I'm writing this on my phone, so there are probably errors, I'll check it when I have access to a compiler.

pattern :: Int -> String
pattern n
  | n < 1     = " "
  | otherwise = pattern' n
  where
    pattern' n = unlines $ foldl folder [] $ map show [n,(n-1)..1]
    folder :: [String] -> String -> [String]
    folder [] x     = [x]
    folder (p:xs) x = (p ++ x) : p : xs

Edit: fixed issues after running it through a compiler.

 

I do a lot of these challgnes on my phone.

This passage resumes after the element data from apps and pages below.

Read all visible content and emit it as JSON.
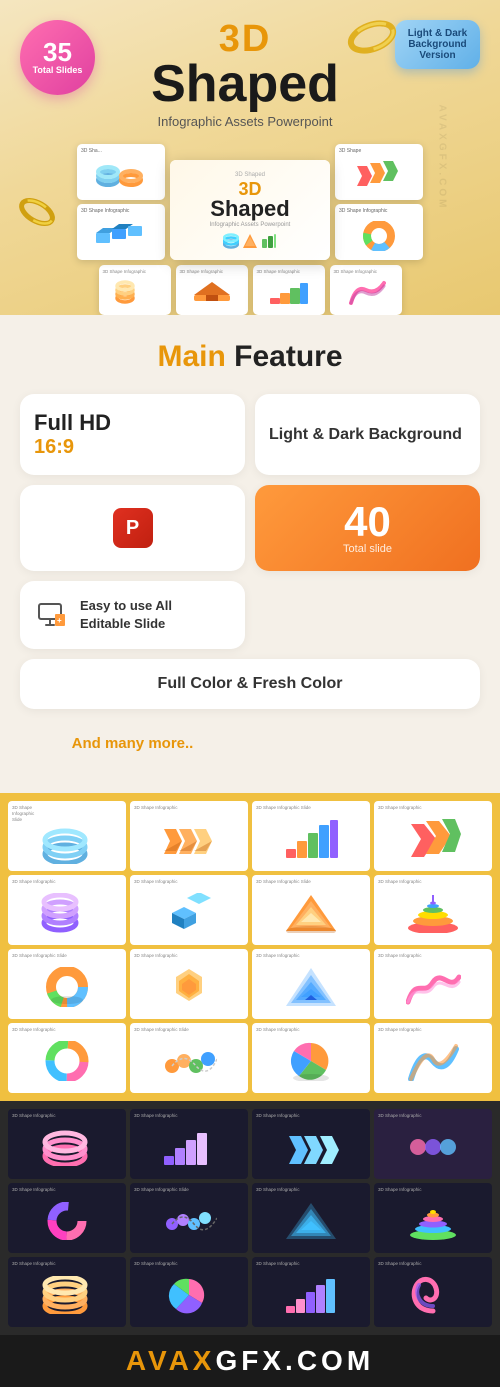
{
  "hero": {
    "badge35": {
      "number": "35",
      "label": "Total Slides"
    },
    "title3d": "3D",
    "titleShaped": "Shaped",
    "subtitle": "Infographic Assets Powerpoint",
    "badgeLightDark": "Light & Dark\nBackground\nVersion"
  },
  "mainFeature": {
    "sectionTitle": "Main Feature",
    "sectionTitleHighlight": "Main",
    "features": [
      {
        "id": "fullhd",
        "label": "Full HD",
        "ratio": "16:9",
        "type": "fullhd"
      },
      {
        "id": "light-dark",
        "label": "Light & Dark Background",
        "type": "text"
      },
      {
        "id": "powerpoint",
        "label": "",
        "type": "ppt"
      },
      {
        "id": "total-slide",
        "count": "40",
        "countLabel": "Total slide",
        "type": "count"
      },
      {
        "id": "editable",
        "label": "Easy to use All\nEditable Slide",
        "type": "editable"
      },
      {
        "id": "full-color",
        "label": "Full Color & Fresh Color",
        "type": "color",
        "fullWidth": true
      },
      {
        "id": "many-more",
        "label": "And many more..",
        "type": "more"
      }
    ]
  },
  "lightSlides": {
    "sectionBg": "#f0c040",
    "slides": [
      {
        "id": 1,
        "shape": "rings",
        "color": "#60c0ff"
      },
      {
        "id": 2,
        "shape": "arrows",
        "color": "#ff9a3c"
      },
      {
        "id": 3,
        "shape": "steps",
        "color": "#40c060"
      },
      {
        "id": 4,
        "shape": "rocket",
        "color": "#ff6060"
      },
      {
        "id": 5,
        "shape": "rings2",
        "color": "#9060ff"
      },
      {
        "id": 6,
        "shape": "cube",
        "color": "#60b0ff"
      },
      {
        "id": 7,
        "shape": "pyramid",
        "color": "#ff9a3c"
      },
      {
        "id": 8,
        "shape": "spiral",
        "color": "#ff6eb0"
      },
      {
        "id": 9,
        "shape": "donut",
        "color": "#60c060"
      },
      {
        "id": 10,
        "shape": "hexagon",
        "color": "#ffb040"
      },
      {
        "id": 11,
        "shape": "triangle",
        "color": "#40a0ff"
      },
      {
        "id": 12,
        "shape": "wave",
        "color": "#ff6060"
      },
      {
        "id": 13,
        "shape": "donut2",
        "color": "#c060ff"
      },
      {
        "id": 14,
        "shape": "balls",
        "color": "#ff9a3c"
      },
      {
        "id": 15,
        "shape": "pie",
        "color": "#40c080"
      },
      {
        "id": 16,
        "shape": "curve",
        "color": "#60c0ff"
      }
    ]
  },
  "darkSlides": {
    "sectionBg": "#2a2a2a",
    "slides": [
      {
        "id": 1,
        "shape": "rings-dark",
        "color": "#ff6eb0"
      },
      {
        "id": 2,
        "shape": "steps-dark",
        "color": "#9060ff"
      },
      {
        "id": 3,
        "shape": "arrows-dark",
        "color": "#60c0ff"
      },
      {
        "id": 4,
        "shape": "placeholder",
        "color": "#444"
      },
      {
        "id": 5,
        "shape": "donut-dark",
        "color": "#ff6eb0"
      },
      {
        "id": 6,
        "shape": "balls-dark",
        "color": "#9060ff"
      },
      {
        "id": 7,
        "shape": "pyramid-dark",
        "color": "#40c0ff"
      },
      {
        "id": 8,
        "shape": "wave-dark",
        "color": "#60e060"
      },
      {
        "id": 9,
        "shape": "rings3",
        "color": "#ff9a3c"
      },
      {
        "id": 10,
        "shape": "donut3",
        "color": "#ff6eb0"
      },
      {
        "id": 11,
        "shape": "steps2",
        "color": "#60c0ff"
      },
      {
        "id": 12,
        "shape": "spiral2",
        "color": "#c060ff"
      }
    ]
  },
  "watermark": {
    "text": "AVAXGFX.COM",
    "bottomText": "AVAX",
    "bottomSub": "GFX.COM"
  }
}
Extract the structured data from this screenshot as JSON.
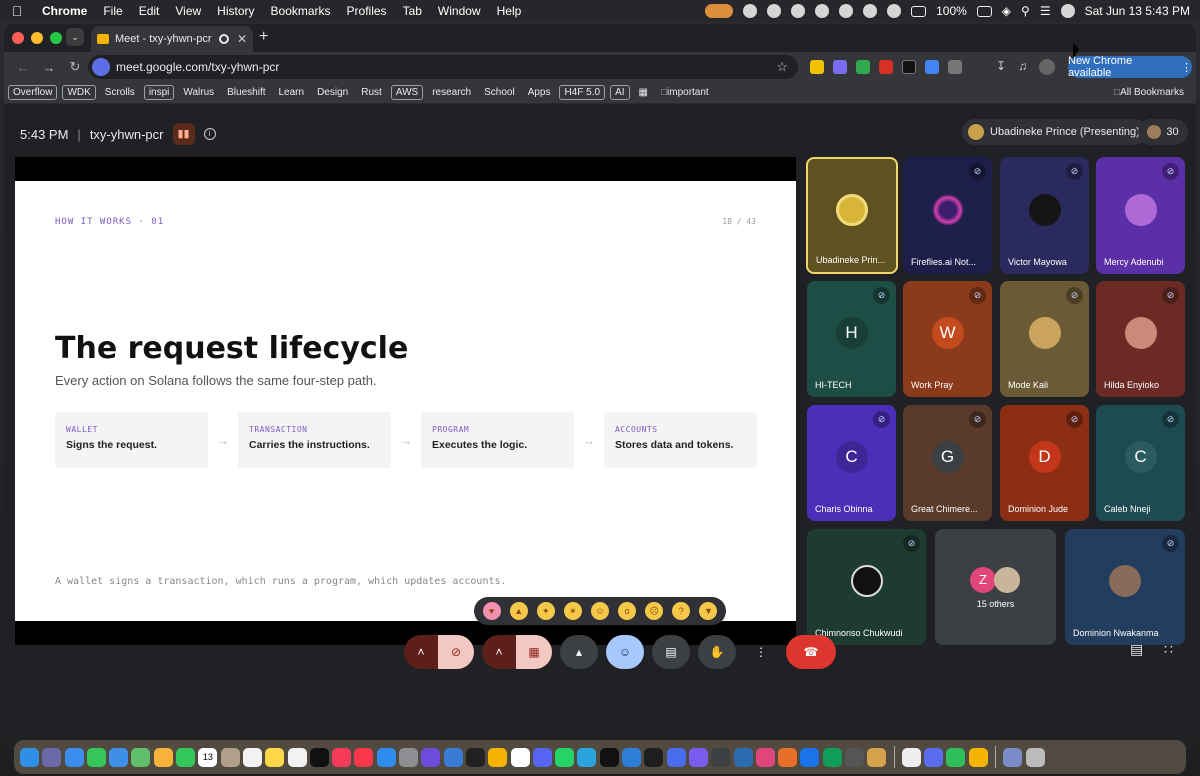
{
  "menubar": {
    "app": "Chrome",
    "items": [
      "File",
      "Edit",
      "View",
      "History",
      "Bookmarks",
      "Profiles",
      "Tab",
      "Window",
      "Help"
    ],
    "battery": "100%",
    "clock": "Sat Jun 13  5:43 PM"
  },
  "browser": {
    "tab_title": "Meet - txy-yhwn-pcr",
    "url": "meet.google.com/txy-yhwn-pcr",
    "new_chrome": "New Chrome available",
    "bookmarks": [
      "Overflow",
      "WDK",
      "Scrolls",
      "inspi",
      "Walrus",
      "Blueshift",
      "Learn",
      "Design",
      "Rust",
      "AWS",
      "research",
      "School",
      "Apps",
      "H4F 5.0",
      "AI"
    ],
    "bookmark_folder": "important",
    "all_bookmarks": "All Bookmarks"
  },
  "meet": {
    "time": "5:43 PM",
    "separator": "|",
    "code": "txy-yhwn-pcr",
    "presenter": "Ubadineke Prince (Presenting)",
    "participant_count": "30"
  },
  "slide": {
    "eyebrow": "HOW IT WORKS · 01",
    "page": "18 / 43",
    "title": "The request lifecycle",
    "subtitle": "Every action on Solana follows the same four-step path.",
    "steps": [
      {
        "key": "WALLET",
        "text": "Signs the request."
      },
      {
        "key": "TRANSACTION",
        "text": "Carries the instructions."
      },
      {
        "key": "PROGRAM",
        "text": "Executes the logic."
      },
      {
        "key": "ACCOUNTS",
        "text": "Stores data and tokens."
      }
    ],
    "footer": "A wallet signs a transaction, which runs a program, which updates accounts."
  },
  "participants": [
    {
      "name": "Ubadineke Prin...",
      "letter": "",
      "color": "#5e5320"
    },
    {
      "name": "Fireflies.ai Not...",
      "letter": "",
      "color": "#1d1f4a"
    },
    {
      "name": "Victor Mayowa",
      "letter": "",
      "color": "#2b2a5e"
    },
    {
      "name": "Mercy Adenubi",
      "letter": "",
      "color": "#5b2fa6"
    },
    {
      "name": "HI-TECH",
      "letter": "H",
      "color": "#1d4d45"
    },
    {
      "name": "Work Pray",
      "letter": "W",
      "color": "#8c3a1c"
    },
    {
      "name": "Mode Kali",
      "letter": "",
      "color": "#6b5a36"
    },
    {
      "name": "Hilda Enyioko",
      "letter": "",
      "color": "#6b2b24"
    },
    {
      "name": "Charis Obinna",
      "letter": "C",
      "color": "#4b2fb8"
    },
    {
      "name": "Great Chimere...",
      "letter": "G",
      "color": "#5a3a2a"
    },
    {
      "name": "Dominion Jude",
      "letter": "D",
      "color": "#8c2e14"
    },
    {
      "name": "Caleb Nneji",
      "letter": "C",
      "color": "#1e4b52"
    },
    {
      "name": "Chimnonso Chukwudi",
      "letter": "",
      "color": "#1d3b30"
    },
    {
      "name": "15 others",
      "letter": "Z",
      "color": "#3c4043"
    },
    {
      "name": "Dominion Nwakanma",
      "letter": "",
      "color": "#233d5e"
    }
  ]
}
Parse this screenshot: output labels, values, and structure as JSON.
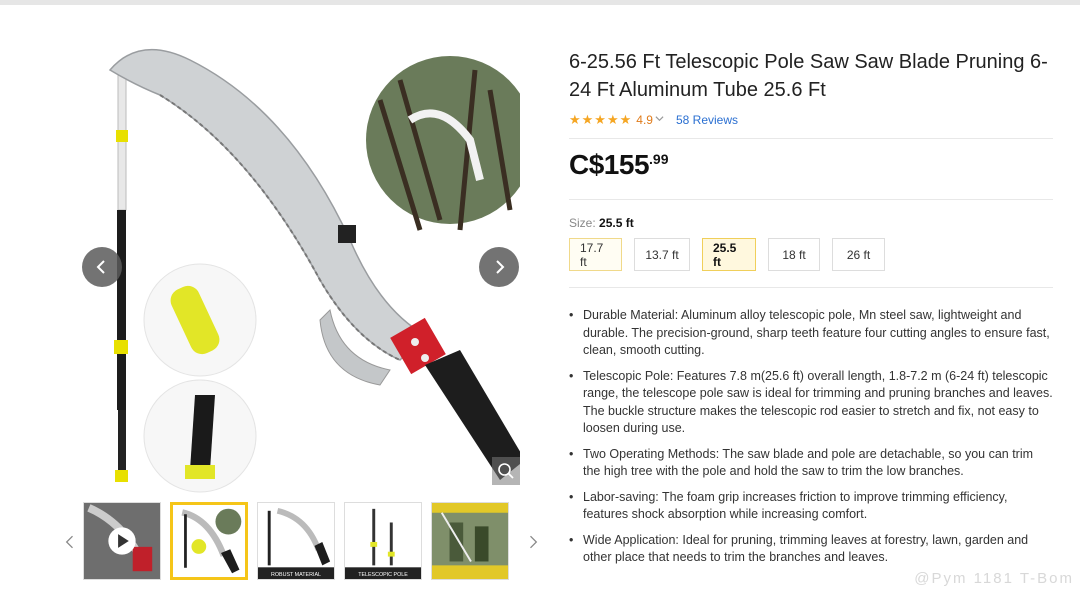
{
  "product": {
    "title": "6-25.56 Ft Telescopic Pole Saw Saw Blade Pruning 6-24 Ft Aluminum Tube 25.6 Ft",
    "stars": "★★★★★",
    "rating": "4.9",
    "reviews_link": "58 Reviews",
    "price_main": "C$155",
    "price_cents": ".99"
  },
  "size": {
    "label": "Size:",
    "selected_value": "25.5 ft",
    "options": [
      "17.7 ft",
      "13.7 ft",
      "25.5 ft",
      "18 ft",
      "26 ft"
    ]
  },
  "features": [
    "Durable Material: Aluminum alloy telescopic pole, Mn steel saw, lightweight and durable. The precision-ground, sharp teeth feature four cutting angles to ensure fast, clean, smooth cutting.",
    "Telescopic Pole: Features 7.8 m(25.6 ft) overall length, 1.8-7.2 m (6-24 ft) telescopic range, the telescope pole saw is ideal for trimming and pruning branches and leaves. The buckle structure makes the telescopic rod easier to stretch and fix, not easy to loosen during use.",
    "Two Operating Methods: The saw blade and pole are detachable, so you can trim the high tree with the pole and hold the saw to trim the low branches.",
    "Labor-saving: The foam grip increases friction to improve trimming efficiency, features shock absorption while increasing comfort.",
    "Wide Application: Ideal for pruning, trimming leaves at forestry, lawn, garden and other place that needs to trim the branches and leaves."
  ],
  "thumbnails": {
    "captions": [
      "",
      "",
      "ROBUST MATERIAL",
      "TELESCOPIC POLE",
      ""
    ]
  },
  "icons": {
    "prev": "chevron-left-icon",
    "next": "chevron-right-icon",
    "zoom": "magnifier-icon",
    "play": "play-icon"
  },
  "colors": {
    "accent_yellow": "#f5c518",
    "price": "#111111",
    "rating": "#e07b1a",
    "link": "#2a6fd1"
  },
  "watermark": "@Pym 1181 T-Bom"
}
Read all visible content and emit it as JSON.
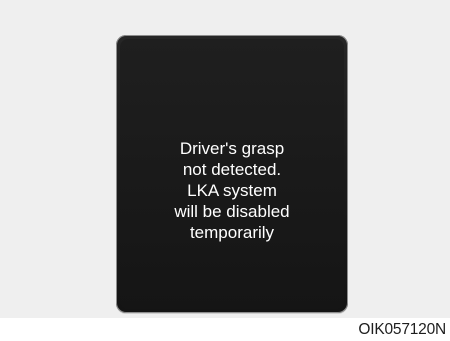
{
  "display": {
    "message_lines": [
      "Driver's grasp",
      "not detected.",
      "LKA system",
      "will be disabled",
      "temporarily"
    ]
  },
  "figure_code": "OIK057120N"
}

I use rextester.com/l/haskell_online_com... to test my Haskell code a lot.

 

Thanks for the tip!

 

Elixir

I based my solution on the examples, rather than the explanation.

  def pattern(n) when n < 1, do: " "
  def pattern(n) do
    list = for x <- 1..n, do: n..x
      |> Enum.to_list
      |> Integer.undigits
      |> Integer.to_string
    Enum.join(list, "\n")
  end
 

Python solution 🐍

EMPTY_RESPONSE = " "
MIN_DIGIT = 1

def pattern(value: int) -> str:
    if not value:
        return EMPTY_RESPONSE

    items = [str(i) for i in reversed(range(MIN_DIGIT, n + MIN_DIGIT))]

    return "".join(items)
 

No new-line at the end.
C++

string pattern(int n){
    string pat = "";
    for(int i=1;i<n;i++){
        for(int j=n;j>=i;j--)
            pat += to_string(j);
        pat += "\n";
    }
    if(n > 0)
        pat += to_string(n);
    return pat;
}
 

Java, with the assumption that the function is actually taking an integer, not a float.

        private static String pattern(int x) {

                StringBuffer sb = new StringBuffer("\n"),
                        result = new StringBuffer();

                for (int i = 1; i <= x; i++) {
                        sb.insert(0,i);
                        result.insert(0,sb.toString());
                }

                return result.toString();
        }
 

Here is a recursive approach using Python

def pattern(number, end=1):
    res = ''.join([str(i) for i in range(int(number), end-1, -1)])
    if end >= int(number):
        return res
    return res + '\n' + pattern(number, end+1)

One liner for the above

pattern = lambda number, end=1 : ''.join([str(i) for i in range(int(number), end-1, -1)]) + ('' if end >= int(number) else '\n' + pattern(number, end+1))
 

Python one-liner

pattern = lambda number : '\n'.join([''.join([str(j) for j in range(int(number),i-1,-1)]) for i in range(1,int(number)+1)])
 

Python

def pattern(num):
for i in range(num,0,-1):
print(''.join([str(x) for x in range(num,(num-i),-1)]))

 

Ruby

def pattern(n)
    return "" if n < 1
    (1..n).to_a.reverse.each_with_index.map { |_, index| ((index+1)..n).to_a.reverse.join('') }.join("\n")
end